Endnotes:
1. From Acts 6:8-15 and Acts 7.
2. http://www.blueletterbible.org/lang/lexicon/lexicon.cfm?Strongs=G3144&t=KJV
3. See http://dictionary.reference.com/browse/martyr
4. Ibid.
5. From definition at: http://en.wikipedia.org/wiki/Martyr_complex Note the theological discussion here.
6. Works of John Flavel (6 vol set), Banner of Truth Trust (1820, 1968), ISBN 0-85151-060-4. Flavel's dissertation titled "Preparations for Suffering, or The Best Work in the Worst Times" appears in Volume 6, pages 3-83.
7. Acts 21:13 is the text upon which Flavel's Preparations for Sufferings is based. It reads: "Then Paul answered, What mean ye to weep and to break mine heart? for I am ready not to be bound only, but also to die at Jerusalem for the name of the Lord Jesus." See Part 1 for further discussion on this text.
8. Job 1:20-21 reads: "Then Job arose, and rent his mantle, and shaved his head, and fell down upon the ground, and worshipped, And said, Naked came I out of my mother's womb, and naked shall I return thither: the LORD gave, and the LORD hath taken away; blessed be the name of the LORD." Verse 22 further testifies, "In all this Job sinned not, nor charged God foolishly."
9. Habakkuk 3:16-18 gives believers great hope: "When I heard, my belly trembled; my lips quivered at the voice: rottenness entered into my bones, and I trembled in myself, that I might rest in the day of trouble: when he cometh up unto the people, he will invade them with his troops. Although the fig tree shall not blossom, neither shall fruit be in the vines; the labour of the olive shall fail, and the fields shall yield no meat; the flock shall be cut off from the fold, and there shall be no herd in the stalls: Yet I will rejoice in the LORD, I will joy in the God of my salvation."
10. "Mortify" is our English word that comes from a Latin word meaning "death." Synonyms include "humble, abase, subjugate the body, self-discipline, subdue, restrain." See: http://dictionary.reference.com/browse/mortify. Similarly, the Greek words translated "mortify" mean to "put to death" or "to kill." See http://www.blueletterbible.org/search/translationResults.cfm?Criteria=mortify&t=KJV&sf=5. Romans 8:13 warns: "For if ye live after the flesh, ye shall die: but if ye through the Spirit do mortify the deeds of the body, ye shall live." Colossians 3:5-6 urges: "Mortify therefore your members which are upon the earth; fornication, uncleanness, inordinate affection, evil concupiscence, and covetousness, which is idolatry: For which things' sake the wrath of God cometh on the children of disobedience:" If these listed sins are not mortified in your flesh today, dear friend, please return to the Lord in repentance. Do not seek to justify these sins, but rather mortify them.
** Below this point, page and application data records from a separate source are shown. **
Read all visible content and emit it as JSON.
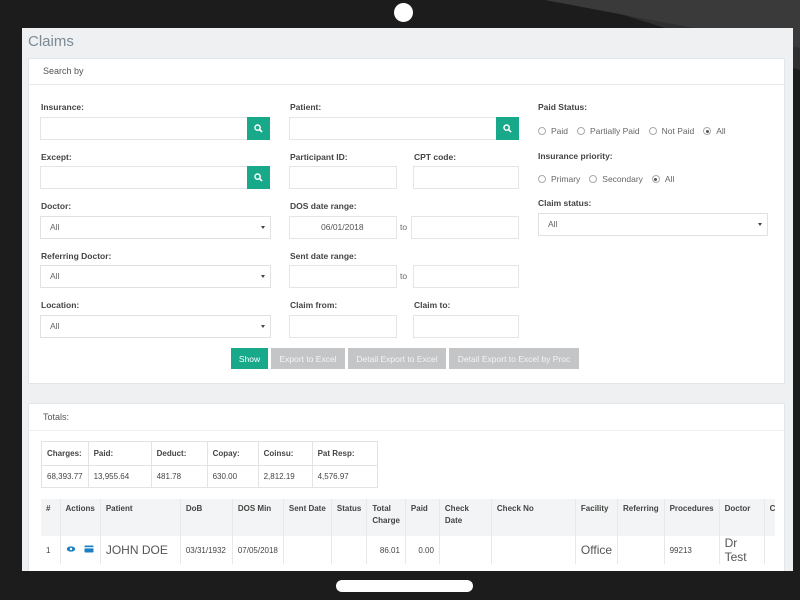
{
  "page_title": "Claims",
  "search": {
    "heading": "Search by",
    "insurance_label": "Insurance:",
    "except_label": "Except:",
    "doctor_label": "Doctor:",
    "doctor_value": "All",
    "referring_doctor_label": "Referring Doctor:",
    "referring_doctor_value": "All",
    "location_label": "Location:",
    "location_value": "All",
    "patient_label": "Patient:",
    "participant_id_label": "Participant ID:",
    "cpt_code_label": "CPT code:",
    "dos_range_label": "DOS date range:",
    "dos_from": "06/01/2018",
    "to_label": "to",
    "sent_range_label": "Sent date range:",
    "claim_from_label": "Claim from:",
    "claim_to_label": "Claim to:",
    "paid_status_label": "Paid Status:",
    "paid_status_options": [
      "Paid",
      "Partially Paid",
      "Not Paid",
      "All"
    ],
    "paid_status_selected": "All",
    "insurance_priority_label": "Insurance priority:",
    "insurance_priority_options": [
      "Primary",
      "Secondary",
      "All"
    ],
    "insurance_priority_selected": "All",
    "claim_status_label": "Claim status:",
    "claim_status_value": "All"
  },
  "buttons": {
    "show": "Show",
    "export_excel": "Export to Excel",
    "detail_export_excel": "Detail Export to Excel",
    "detail_export_excel_proc": "Detail Export to Excel by Proc"
  },
  "totals": {
    "heading": "Totals:",
    "headers": [
      "Charges:",
      "Paid:",
      "Deduct:",
      "Copay:",
      "Coinsu:",
      "Pat Resp:"
    ],
    "values": [
      "68,393.77",
      "13,955.64",
      "481.78",
      "630.00",
      "2,812.19",
      "4,576.97"
    ]
  },
  "claims_table": {
    "headers": [
      "#",
      "Actions",
      "Patient",
      "DoB",
      "DOS Min",
      "Sent Date",
      "Status",
      "Total Charge",
      "Paid",
      "Check Date",
      "Check No",
      "Facility",
      "Referring",
      "Procedures",
      "Doctor",
      "C"
    ],
    "rows": [
      {
        "num": "1",
        "patient": "JOHN DOE",
        "dob": "03/31/1932",
        "dos_min": "07/05/2018",
        "sent_date": "",
        "status": "",
        "total_charge": "86.01",
        "paid": "0.00",
        "check_date": "",
        "check_no": "",
        "facility": "Office",
        "referring": "",
        "procedures": "99213",
        "doctor": "Dr Test"
      }
    ]
  },
  "colors": {
    "accent": "#17a98a",
    "disabled_button": "#c3c5c7",
    "device_frame": "#1c1c1c"
  },
  "icons": {
    "search": "search-icon",
    "view": "eye-icon",
    "card": "card-icon"
  }
}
11. Mark 8:34 states Christ's terms, "And when He had called the people unto Him with His disciples also, He said unto them, Whosoever will come after Me, let him deny himself, and take up his cross, and follow Me."
12. Flavel here refers to the parable of the sower in Matthew 13:5-6: "Some fell upon stony places, where they had not much earth: and forthwith they sprung up, because they had no deepness of earth: And when the sun was up, they were scorched; and because they had no root, they withered away."

**ED. NOTE: We have taken minor liberties to reformat some of the published text by altering some of the punctuation, Roman numerals, and other obsolete forms.